In the data below, find each line containing the string "JSON" and return it.

---------- Extracted data

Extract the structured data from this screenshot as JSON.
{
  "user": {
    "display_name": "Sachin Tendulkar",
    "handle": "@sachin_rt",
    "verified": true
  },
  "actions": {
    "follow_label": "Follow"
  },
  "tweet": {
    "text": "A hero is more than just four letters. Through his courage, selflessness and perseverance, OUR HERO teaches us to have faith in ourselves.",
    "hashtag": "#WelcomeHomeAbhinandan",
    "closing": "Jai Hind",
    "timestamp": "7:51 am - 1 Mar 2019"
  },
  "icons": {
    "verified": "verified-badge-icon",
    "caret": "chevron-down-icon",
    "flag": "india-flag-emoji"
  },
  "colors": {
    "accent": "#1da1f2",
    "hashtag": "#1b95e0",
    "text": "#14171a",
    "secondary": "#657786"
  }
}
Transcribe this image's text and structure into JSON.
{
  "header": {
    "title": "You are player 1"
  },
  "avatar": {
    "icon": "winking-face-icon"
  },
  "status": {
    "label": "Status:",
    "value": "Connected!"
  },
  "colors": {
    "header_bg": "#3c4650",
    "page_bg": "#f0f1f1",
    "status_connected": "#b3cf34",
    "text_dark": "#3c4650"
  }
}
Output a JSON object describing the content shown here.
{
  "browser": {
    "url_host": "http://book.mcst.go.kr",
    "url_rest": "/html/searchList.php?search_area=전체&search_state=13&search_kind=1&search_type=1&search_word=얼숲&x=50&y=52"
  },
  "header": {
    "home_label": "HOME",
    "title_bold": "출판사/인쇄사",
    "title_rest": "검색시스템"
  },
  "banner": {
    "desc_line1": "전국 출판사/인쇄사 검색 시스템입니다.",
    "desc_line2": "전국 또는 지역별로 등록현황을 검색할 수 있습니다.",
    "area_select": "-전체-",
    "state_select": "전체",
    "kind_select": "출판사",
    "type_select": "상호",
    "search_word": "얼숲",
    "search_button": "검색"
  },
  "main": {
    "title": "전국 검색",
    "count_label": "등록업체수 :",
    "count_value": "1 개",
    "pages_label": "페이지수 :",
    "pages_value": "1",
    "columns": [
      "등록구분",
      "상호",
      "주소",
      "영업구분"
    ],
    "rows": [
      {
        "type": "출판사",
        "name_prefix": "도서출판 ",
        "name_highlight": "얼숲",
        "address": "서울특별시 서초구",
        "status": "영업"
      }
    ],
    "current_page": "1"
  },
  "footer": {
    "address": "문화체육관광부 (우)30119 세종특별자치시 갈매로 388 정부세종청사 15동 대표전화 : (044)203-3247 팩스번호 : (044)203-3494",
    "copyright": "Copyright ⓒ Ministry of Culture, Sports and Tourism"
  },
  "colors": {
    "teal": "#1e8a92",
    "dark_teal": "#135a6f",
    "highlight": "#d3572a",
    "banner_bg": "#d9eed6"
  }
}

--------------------

▶ _Result of this task_:
Extract the structured data from this screenshot as JSON.
Transcribe this image's text and structure into JSON.
Output a JSON object describing the content shown here.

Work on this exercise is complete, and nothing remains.